--- RECORDS TO USE Enclosed Below ---

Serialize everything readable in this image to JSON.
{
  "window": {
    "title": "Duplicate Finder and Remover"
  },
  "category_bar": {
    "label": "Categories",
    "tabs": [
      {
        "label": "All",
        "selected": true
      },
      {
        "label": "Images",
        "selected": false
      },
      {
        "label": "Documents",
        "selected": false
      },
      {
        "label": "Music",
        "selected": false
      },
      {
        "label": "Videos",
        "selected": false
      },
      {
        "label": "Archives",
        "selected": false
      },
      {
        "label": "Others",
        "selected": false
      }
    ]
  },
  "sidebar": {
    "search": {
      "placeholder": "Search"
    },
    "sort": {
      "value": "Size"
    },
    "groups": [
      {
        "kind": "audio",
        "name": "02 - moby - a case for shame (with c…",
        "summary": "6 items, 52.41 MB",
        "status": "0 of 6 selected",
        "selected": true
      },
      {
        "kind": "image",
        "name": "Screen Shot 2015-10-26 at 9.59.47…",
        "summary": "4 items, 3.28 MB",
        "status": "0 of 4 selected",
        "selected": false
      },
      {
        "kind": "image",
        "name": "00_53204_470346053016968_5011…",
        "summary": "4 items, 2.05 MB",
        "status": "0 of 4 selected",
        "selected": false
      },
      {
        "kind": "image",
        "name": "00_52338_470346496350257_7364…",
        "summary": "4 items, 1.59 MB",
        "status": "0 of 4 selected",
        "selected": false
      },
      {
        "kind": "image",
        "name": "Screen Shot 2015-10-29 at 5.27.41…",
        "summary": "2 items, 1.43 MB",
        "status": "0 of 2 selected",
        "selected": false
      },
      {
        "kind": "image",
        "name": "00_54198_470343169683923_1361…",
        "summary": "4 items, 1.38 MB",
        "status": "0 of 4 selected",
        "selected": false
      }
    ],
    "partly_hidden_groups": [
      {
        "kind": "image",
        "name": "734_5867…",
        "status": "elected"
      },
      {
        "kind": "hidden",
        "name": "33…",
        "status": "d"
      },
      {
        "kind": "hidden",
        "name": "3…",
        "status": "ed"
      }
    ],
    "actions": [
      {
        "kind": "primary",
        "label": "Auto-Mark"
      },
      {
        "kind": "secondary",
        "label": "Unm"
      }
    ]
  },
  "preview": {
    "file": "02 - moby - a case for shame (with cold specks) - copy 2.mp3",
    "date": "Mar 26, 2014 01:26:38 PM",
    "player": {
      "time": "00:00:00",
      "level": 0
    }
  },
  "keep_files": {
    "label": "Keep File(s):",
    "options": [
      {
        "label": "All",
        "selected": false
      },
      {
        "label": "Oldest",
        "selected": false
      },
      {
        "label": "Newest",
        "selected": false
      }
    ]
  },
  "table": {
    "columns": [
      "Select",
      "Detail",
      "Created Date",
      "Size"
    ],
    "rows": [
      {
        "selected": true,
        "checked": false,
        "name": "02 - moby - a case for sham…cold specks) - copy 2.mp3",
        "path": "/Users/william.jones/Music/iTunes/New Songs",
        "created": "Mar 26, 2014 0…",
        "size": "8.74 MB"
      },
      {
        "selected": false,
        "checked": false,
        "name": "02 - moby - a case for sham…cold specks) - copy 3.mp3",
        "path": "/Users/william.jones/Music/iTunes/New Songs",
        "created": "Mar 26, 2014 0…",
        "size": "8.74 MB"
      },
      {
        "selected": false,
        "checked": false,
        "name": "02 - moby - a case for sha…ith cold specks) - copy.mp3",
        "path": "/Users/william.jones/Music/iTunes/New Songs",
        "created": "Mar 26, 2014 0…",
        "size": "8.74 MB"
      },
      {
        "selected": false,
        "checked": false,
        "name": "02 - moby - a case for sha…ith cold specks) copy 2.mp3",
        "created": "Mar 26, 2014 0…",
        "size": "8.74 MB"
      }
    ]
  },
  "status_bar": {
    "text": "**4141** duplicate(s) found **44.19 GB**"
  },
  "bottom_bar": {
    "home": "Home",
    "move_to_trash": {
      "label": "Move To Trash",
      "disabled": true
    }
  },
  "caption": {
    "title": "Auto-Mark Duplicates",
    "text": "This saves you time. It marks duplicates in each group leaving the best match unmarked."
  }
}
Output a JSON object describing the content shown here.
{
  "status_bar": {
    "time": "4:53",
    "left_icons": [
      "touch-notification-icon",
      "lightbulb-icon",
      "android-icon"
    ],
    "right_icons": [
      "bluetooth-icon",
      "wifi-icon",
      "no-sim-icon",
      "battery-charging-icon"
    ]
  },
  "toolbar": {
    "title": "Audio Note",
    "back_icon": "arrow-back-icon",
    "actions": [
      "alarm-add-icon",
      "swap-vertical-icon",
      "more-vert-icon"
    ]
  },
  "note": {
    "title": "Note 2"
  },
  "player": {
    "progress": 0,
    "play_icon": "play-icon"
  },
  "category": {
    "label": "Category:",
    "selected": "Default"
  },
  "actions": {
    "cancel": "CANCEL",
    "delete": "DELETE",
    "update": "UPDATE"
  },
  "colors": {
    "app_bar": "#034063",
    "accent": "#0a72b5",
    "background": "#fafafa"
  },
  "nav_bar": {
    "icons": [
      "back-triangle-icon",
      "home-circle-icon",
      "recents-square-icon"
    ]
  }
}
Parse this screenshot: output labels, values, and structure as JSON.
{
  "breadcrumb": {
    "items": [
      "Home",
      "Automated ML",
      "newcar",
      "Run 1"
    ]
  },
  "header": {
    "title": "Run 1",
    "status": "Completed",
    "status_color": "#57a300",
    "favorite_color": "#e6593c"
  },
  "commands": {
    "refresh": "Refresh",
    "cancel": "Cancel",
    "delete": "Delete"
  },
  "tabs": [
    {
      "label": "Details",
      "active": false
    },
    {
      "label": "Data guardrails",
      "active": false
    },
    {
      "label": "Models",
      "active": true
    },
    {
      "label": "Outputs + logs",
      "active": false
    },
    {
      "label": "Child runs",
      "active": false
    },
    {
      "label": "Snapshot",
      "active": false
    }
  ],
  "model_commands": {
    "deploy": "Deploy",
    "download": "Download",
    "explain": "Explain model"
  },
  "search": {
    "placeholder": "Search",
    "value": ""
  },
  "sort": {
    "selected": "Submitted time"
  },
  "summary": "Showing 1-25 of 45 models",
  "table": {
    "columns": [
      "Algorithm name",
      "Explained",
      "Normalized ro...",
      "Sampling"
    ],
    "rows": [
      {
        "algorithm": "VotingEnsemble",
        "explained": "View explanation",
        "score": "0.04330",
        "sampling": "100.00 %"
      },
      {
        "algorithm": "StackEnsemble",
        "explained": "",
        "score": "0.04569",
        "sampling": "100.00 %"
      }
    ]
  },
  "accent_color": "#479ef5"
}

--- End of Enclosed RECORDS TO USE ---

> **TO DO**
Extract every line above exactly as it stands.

> **RESPONSE**
Serialize everything readable in this image to JSON.
{
  "window": {
    "title": "Duplicate Finder and Remover"
  },
  "category_bar": {
    "label": "Categories",
    "tabs": [
      {
        "label": "All",
        "selected": true
      },
      {
        "label": "Images",
        "selected": false
      },
      {
        "label": "Documents",
        "selected": false
      },
      {
        "label": "Music",
        "selected": false
      },
      {
        "label": "Videos",
        "selected": false
      },
      {
        "label": "Archives",
        "selected": false
      },
      {
        "label": "Others",
        "selected": false
      }
    ]
  },
  "sidebar": {
    "search": {
      "placeholder": "Search"
    },
    "sort": {
      "value": "Size"
    },
    "groups": [
      {
        "kind": "audio",
        "name": "02 - moby - a case for shame (with c…",
        "summary": "6 items, 52.41 MB",
        "status": "0 of 6 selected",
        "selected": true
      },
      {
        "kind": "image",
        "name": "Screen Shot 2015-10-26 at 9.59.47…",
        "summary": "4 items, 3.28 MB",
        "status": "0 of 4 selected",
        "selected": false
      },
      {
        "kind": "image",
        "name": "00_53204_470346053016968_5011…",
        "summary": "4 items, 2.05 MB",
        "status": "0 of 4 selected",
        "selected": false
      },
      {
        "kind": "image",
        "name": "00_52338_470346496350257_7364…",
        "summary": "4 items, 1.59 MB",
        "status": "0 of 4 selected",
        "selected": false
      },
      {
        "kind": "image",
        "name": "Screen Shot 2015-10-29 at 5.27.41…",
        "summary": "2 items, 1.43 MB",
        "status": "0 of 2 selected",
        "selected": false
      },
      {
        "kind": "image",
        "name": "00_54198_470343169683923_1361…",
        "summary": "4 items, 1.38 MB",
        "status": "0 of 4 selected",
        "selected": false
      }
    ],
    "partly_hidden_groups": [
      {
        "kind": "image",
        "name": "734_5867…",
        "status": "elected"
      },
      {
        "kind": "hidden",
        "name": "33…",
        "status": "d"
      },
      {
        "kind": "hidden",
        "name": "3…",
        "status": "ed"
      }
    ],
    "actions": [
      {
        "kind": "primary",
        "label": "Auto-Mark"
      },
      {
        "kind": "secondary",
        "label": "Unm"
      }
    ]
  },
  "preview": {
    "file": "02 - moby - a case for shame (with cold specks) - copy 2.mp3",
    "date": "Mar 26, 2014 01:26:38 PM",
    "player": {
      "time": "00:00:00",
      "level": 0
    }
  },
  "keep_files": {
    "label": "Keep File(s):",
    "options": [
      {
        "label": "All",
        "selected": false
      },
      {
        "label": "Oldest",
        "selected": false
      },
      {
        "label": "Newest",
        "selected": false
      }
    ]
  },
  "table": {
    "columns": [
      "Select",
      "Detail",
      "Created Date",
      "Size"
    ],
    "rows": [
      {
        "selected": true,
        "checked": false,
        "name": "02 - moby - a case for sham…cold specks) - copy 2.mp3",
        "path": "/Users/william.jones/Music/iTunes/New Songs",
        "created": "Mar 26, 2014 0…",
        "size": "8.74 MB"
      },
      {
        "selected": false,
        "checked": false,
        "name": "02 - moby - a case for sham…cold specks) - copy 3.mp3",
        "path": "/Users/william.jones/Music/iTunes/New Songs",
        "created": "Mar 26, 2014 0…",
        "size": "8.74 MB"
      },
      {
        "selected": false,
        "checked": false,
        "name": "02 - moby - a case for sha…ith cold specks) - copy.mp3",
        "path": "/Users/william.jones/Music/iTunes/New Songs",
        "created": "Mar 26, 2014 0…",
        "size": "8.74 MB"
      },
      {
        "selected": false,
        "checked": false,
        "name": "02 - moby - a case for sha…ith cold specks) copy 2.mp3",
        "created": "Mar 26, 2014 0…",
        "size": "8.74 MB"
      }
    ]
  },
  "status_bar": {
    "text": "**4141** duplicate(s) found **44.19 GB**"
  },
  "bottom_bar": {
    "home": "Home",
    "move_to_trash": {
      "label": "Move To Trash",
      "disabled": true
    }
  },
  "caption": {
    "title": "Auto-Mark Duplicates",
    "text": "This saves you time. It marks duplicates in each group leaving the best match unmarked."
  }
}
Output a JSON object describing the content shown here.
{
  "status_bar": {
    "time": "4:53",
    "left_icons": [
      "touch-notification-icon",
      "lightbulb-icon",
      "android-icon"
    ],
    "right_icons": [
      "bluetooth-icon",
      "wifi-icon",
      "no-sim-icon",
      "battery-charging-icon"
    ]
  },
  "toolbar": {
    "title": "Audio Note",
    "back_icon": "arrow-back-icon",
    "actions": [
      "alarm-add-icon",
      "swap-vertical-icon",
      "more-vert-icon"
    ]
  },
  "note": {
    "title": "Note 2"
  },
  "player": {
    "progress": 0,
    "play_icon": "play-icon"
  },
  "category": {
    "label": "Category:",
    "selected": "Default"
  },
  "actions": {
    "cancel": "CANCEL",
    "delete": "DELETE",
    "update": "UPDATE"
  },
  "colors": {
    "app_bar": "#034063",
    "accent": "#0a72b5",
    "background": "#fafafa"
  },
  "nav_bar": {
    "icons": [
      "back-triangle-icon",
      "home-circle-icon",
      "recents-square-icon"
    ]
  }
}
Parse this screenshot: output labels, values, and structure as JSON.
{
  "breadcrumb": {
    "items": [
      "Home",
      "Automated ML",
      "newcar",
      "Run 1"
    ]
  },
  "header": {
    "title": "Run 1",
    "status": "Completed",
    "status_color": "#57a300",
    "favorite_color": "#e6593c"
  },
  "commands": {
    "refresh": "Refresh",
    "cancel": "Cancel",
    "delete": "Delete"
  },
  "tabs": [
    {
      "label": "Details",
      "active": false
    },
    {
      "label": "Data guardrails",
      "active": false
    },
    {
      "label": "Models",
      "active": true
    },
    {
      "label": "Outputs + logs",
      "active": false
    },
    {
      "label": "Child runs",
      "active": false
    },
    {
      "label": "Snapshot",
      "active": false
    }
  ],
  "model_commands": {
    "deploy": "Deploy",
    "download": "Download",
    "explain": "Explain model"
  },
  "search": {
    "placeholder": "Search",
    "value": ""
  },
  "sort": {
    "selected": "Submitted time"
  },
  "summary": "Showing 1-25 of 45 models",
  "table": {
    "columns": [
      "Algorithm name",
      "Explained",
      "Normalized ro...",
      "Sampling"
    ],
    "rows": [
      {
        "algorithm": "VotingEnsemble",
        "explained": "View explanation",
        "score": "0.04330",
        "sampling": "100.00 %"
      },
      {
        "algorithm": "StackEnsemble",
        "explained": "",
        "score": "0.04569",
        "sampling": "100.00 %"
      }
    ]
  },
  "accent_color": "#479ef5"
}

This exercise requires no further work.